A key argument from the landlord for the text message to be admissible in the subsequent proceedings was that it related to different proceedings to those in which it was later put before court. This argument was rejected by the judge (albeit it is worth noting that the judge considered that the disputes could be connected). The court was satisfied that, despite not being explicitly labelled as “without prejudice”, as the text message referred to a genuine offer of settlement to a dispute, the without prejudice rule applied and the message was not admissible.

Subject to contract

This label is frequently used by solicitors and agents to indicate that an agreement made over email or wording accepted in a draft document is not binding until such time as formally documented. The Court of Appeal has recently confirmed the use of such phrase in Joanne Properties Ltd v Moneything Capital Ltd [2020] EWCA Civ 1541, citing a number of previous cases in which the term had been considered, including the following passage from the judgement in Generator Developments Ltd v Lidl UK GmbH [2018] EWCA Civ 396:

“The meaning of that phrase is well-known. What it means is that (a) neither party intends to be bound either in law or in equity unless and until a formal contract is made; and (b) that each party reserves the right to withdraw until such time as a binding contract is made.”

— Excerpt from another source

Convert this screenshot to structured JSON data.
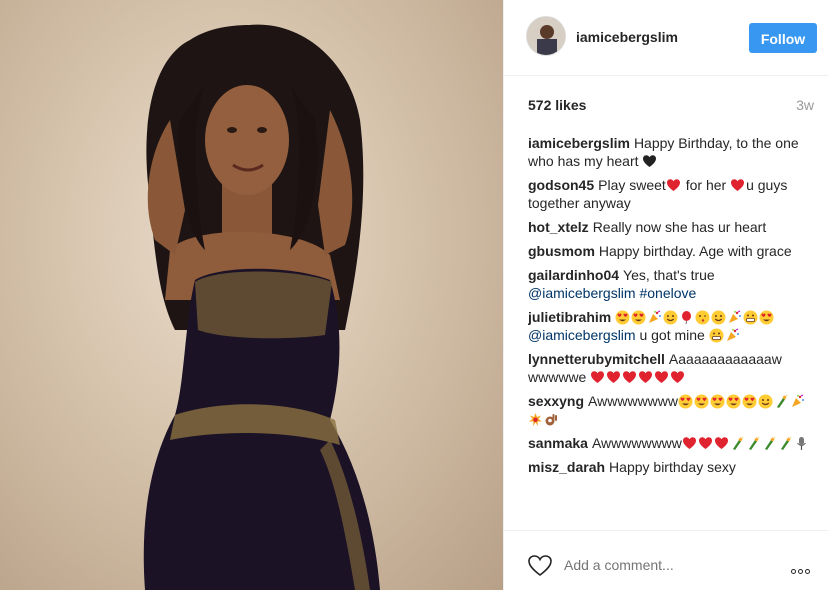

Particular care is still required, however, in the context of licences for consent. The case of Aubergine Enterprises v Lakewood International [2002] EWCA Civ 177 makes it clear that a landlord’s solicitor or agent must be careful to avoid inadvertently granting consent to alterations, assignments or underlettings, where the landlord’s consent was deemed given despite some communications being headed “subject to licence”. Before corresponding with another party on a licence, the precise terms of the lease should be checked to ensure that they stipulate that landlord’s consent must be given by deed (as opposed to simply being “in writing”) and any party should be careful to clarify in all correspondence that consent is not being given by virtue of the issue of a draft licence.

Key points

  • The without prejudice rule renders communications made in a genuine attempt to settle a dispute inadmissible in court proceedings.
  • Whether or not such communications are labelled as “without prejudice” does not conclusively determine whether the rule will apply but assists the court in determining the intentions of the parties.
  • The rule has application in a variety of contexts within commercial property transactions, including in the recent case example of Octagon Overseas Ltd and others v Circus Apartments Ltd [2022] UKUT 302 (LC).
  • Labelling communications as “subject to contract” clarifies the intention of the parties that any agreements are not binding until such time as they are formally documented, however property solicitors should still take further care in the context of licences for consent to ensure that consent is not inadvertently given by written communications, even where headed subject to licence.